Discovering Frequent Patterns in Sensitive Data, 2009-2010: Discovering frequent patterns from data is a popular exploratory technique in data mining. However, if the data are sensitive (e.g. patient health records, user behavior records) releasing information about significant patterns or trends carries significant risk to privacy. This paper shows how one can accurately discover and release the most significant patterns along with their frequencies in a data set containing sensitive information, while providing rigorous guarantees of privacy for the individuals whose information is stored there.

We present two efficient algorithms for discovering the K most frequent patterns in a data set of sensitive records. Our algorithms satisfy differential privacy, a recently introduced definition that provides meaningful privacy guarantees in the presence of arbitrary external information. Differentially private algorithms require a degree of uncertainty in their output to preserve privacy. Our algorithms handle this by returning ‘noisy’ lists of patterns that are close to the actual list of K most frequent patterns in the data. We define a new notion of utility that quantifies the output accuracy of private top-K pattern mining algorithms. In typical data sets, our utility criterion implies low false positive and false negative rates in the reported lists. We prove that our methods meet the new utility criterion; we also demonstrate the performance of our algorithms through extensive experiments on the transaction data sets from the FIMI repository. While the paper focuses on frequent pattern mining, the techniques developed here are relevant whenever the data mining output is a list of elements ordered according to an appropriately ‘robust’ measure of interest.

It is a joint work with Raghav Bhaskar [MSR, India], Srivatsan Laxman [MSR, India] and Adam Smith [Associate Professor, Pennsylvania State University].

File Manager for SQL Server Compact v5.0, 2007-2008: Designed and implemented the prototype File System Manager to cater the Storage Engine up to a Database of 4TB. Work completed in collaboration with Mr. S. Murali and Mr. Anil Nori. Work completed in Microsoft Inc.

English to Sanskrit Speech Translator, 2006-2007: Designed an on the fly speech translator from English to Sanskrit using HMM based speech to text Translator, Maximum Entropy Parser and Paninian grammar based English to Sanskrit language translating technique. Worked under Dr. Vijayan Immanuel [National Institute of Technology Karnataka, Surathkal] and Dr. P Ramanujan [CDAC-Bangalore].
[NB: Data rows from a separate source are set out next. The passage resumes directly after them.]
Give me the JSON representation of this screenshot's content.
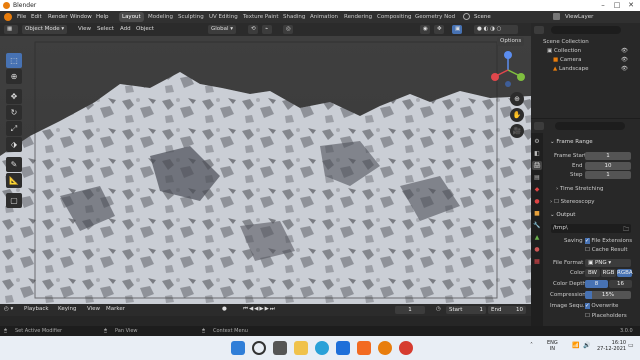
{
  "app": {
    "title": "Blender"
  },
  "menu": [
    "File",
    "Edit",
    "Render",
    "Window",
    "Help"
  ],
  "workspaces": [
    "Layout",
    "Modeling",
    "Sculpting",
    "UV Editing",
    "Texture Paint",
    "Shading",
    "Animation",
    "Rendering",
    "Compositing",
    "Geometry Nod"
  ],
  "scene": {
    "label": "Scene",
    "view_layer": "ViewLayer"
  },
  "viewport_header": {
    "mode": "Object Mode",
    "view": "View",
    "select": "Select",
    "add": "Add",
    "object": "Object",
    "transform": "Global",
    "options": "Options"
  },
  "outliner": {
    "items": [
      "Scene Collection",
      "Collection",
      "Camera",
      "Landscape"
    ]
  },
  "properties": {
    "frame_range": {
      "title": "Frame Range",
      "start_label": "Frame Start",
      "start": "1",
      "end_label": "End",
      "end": "10",
      "step_label": "Step",
      "step": "1"
    },
    "time_stretching": "Time Stretching",
    "stereoscopy": "Stereoscopy",
    "output": {
      "title": "Output",
      "path": "/tmp\\",
      "saving_label": "Saving",
      "file_extensions": "File Extensions",
      "cache_result": "Cache Result",
      "file_format_label": "File Format",
      "file_format": "PNG",
      "color_label": "Color",
      "color_options": [
        "BW",
        "RGB",
        "RGBA"
      ],
      "color_depth_label": "Color Depth",
      "depth_options": [
        "8",
        "16"
      ],
      "compression_label": "Compression",
      "compression": "15%",
      "image_seq_label": "Image Sequ...",
      "overwrite": "Overwrite",
      "placeholders": "Placeholders"
    }
  },
  "timeline": {
    "playback": "Playback",
    "keying": "Keying",
    "view": "View",
    "marker": "Marker",
    "current_frame": "1",
    "start_label": "Start",
    "start": "1",
    "end_label": "End",
    "end": "10"
  },
  "status": {
    "left": "Set Active Modifier",
    "mid": "Pan View",
    "right": "Context Menu",
    "version": "3.0.0"
  },
  "taskbar": {
    "lang": "ENG",
    "region": "IN",
    "time": "16:10",
    "date": "27-12-2021"
  },
  "colors": {
    "accent": "#4772b3",
    "blender_orange": "#e87d0d"
  }
}
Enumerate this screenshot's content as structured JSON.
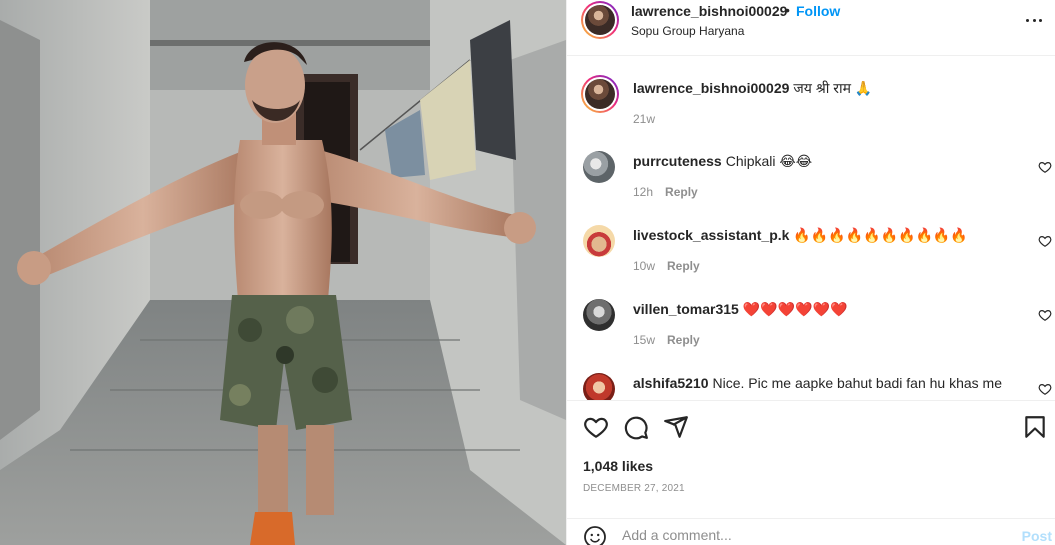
{
  "post": {
    "author": "lawrence_bishnoi00029",
    "follow_label": "Follow",
    "dot": "•",
    "location": "Sopu Group Haryana",
    "caption": "जय श्री राम 🙏",
    "caption_age": "21w"
  },
  "comments": [
    {
      "user": "purrcuteness",
      "text": "Chipkali 😂😂",
      "age": "12h",
      "reply_label": "Reply"
    },
    {
      "user": "livestock_assistant_p.k",
      "text": "🔥🔥🔥🔥🔥🔥🔥🔥🔥🔥",
      "age": "10w",
      "reply_label": "Reply"
    },
    {
      "user": "villen_tomar315",
      "text": "❤️❤️❤️❤️❤️❤️",
      "age": "15w",
      "reply_label": "Reply"
    },
    {
      "user": "alshifa5210",
      "text": "Nice. Pic me aapke bahut badi fan hu khas me",
      "age": "",
      "reply_label": ""
    }
  ],
  "stats": {
    "likes": "1,048 likes",
    "date": "DECEMBER 27, 2021"
  },
  "composer": {
    "placeholder": "Add a comment...",
    "post_label": "Post"
  },
  "icons": {
    "more": "more-options-icon",
    "like": "heart-icon",
    "comment": "comment-icon",
    "share": "share-icon",
    "save": "bookmark-icon",
    "emoji": "emoji-icon"
  },
  "colors": {
    "accent": "#0095f6",
    "post_disabled": "#b2dffc",
    "muted": "#8e8e8e",
    "text": "#262626"
  }
}
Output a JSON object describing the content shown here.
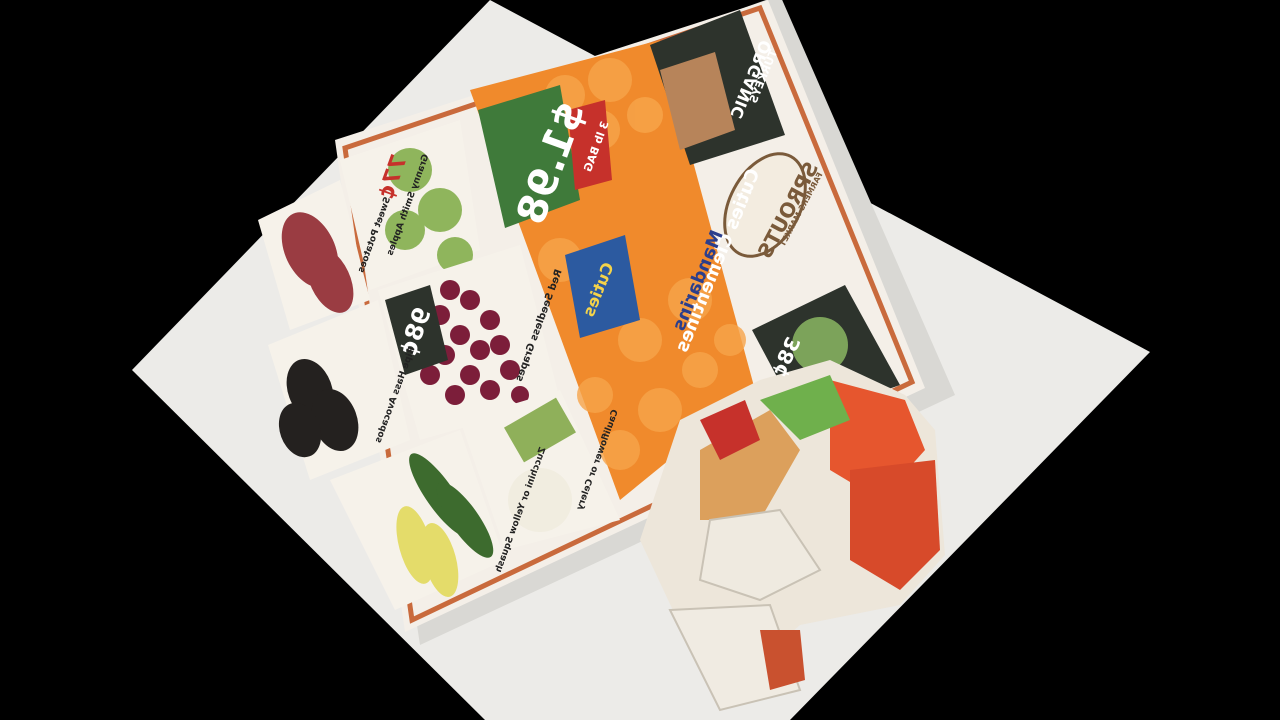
{
  "photo": {
    "subject": "Mirrored grocery flyer on a white table beside a crumpled printed ad",
    "colors": {
      "background": "#000000",
      "table": "#ecebe8",
      "flyer_border": "#c96a3c",
      "orange": "#f08a2c",
      "green_badge": "#3f7a3a",
      "red_badge": "#c6312b",
      "dark_badge": "#2d332c"
    }
  },
  "flyer": {
    "brand": "SPROUTS",
    "brand_sub": "FARMERS MARKET",
    "headline_1": "Cuties Clementines",
    "headline_2": "Mandarins",
    "bag_price": "$1.98",
    "bag_label": "3 lb BAG",
    "cuties_logo": "Cuties",
    "organic": "ORGANIC",
    "turkeys": "TURKEYS",
    "grapes_price": "98¢",
    "grapes_label": "Red Seedless Grapes",
    "apples_label": "Granny Smith Apples",
    "potatoes_label": "Sweet Potatoes",
    "avocados_label": "Ripe Hass Avocados",
    "cauliflower_label": "Cauliflower or Celery",
    "squash_label": "Zucchini or Yellow Squash",
    "misc_price_1": "77¢",
    "misc_price_2": "38¢"
  }
}
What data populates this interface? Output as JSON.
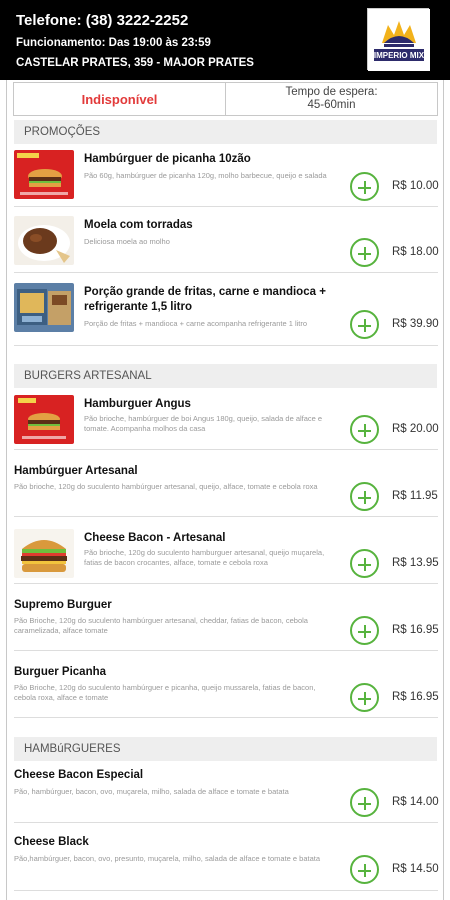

GRASP Approach to NP Glass Cutting Problem 2005-2006: Designed an algorithm to improve the existing Greedy Randomized Search Procedure for NP Glass Cutting problem to increase the efficiency to 96\%. Worked under Dr. Vijayan Immanuel [National Institute of Technology Karnataka, Surathkal].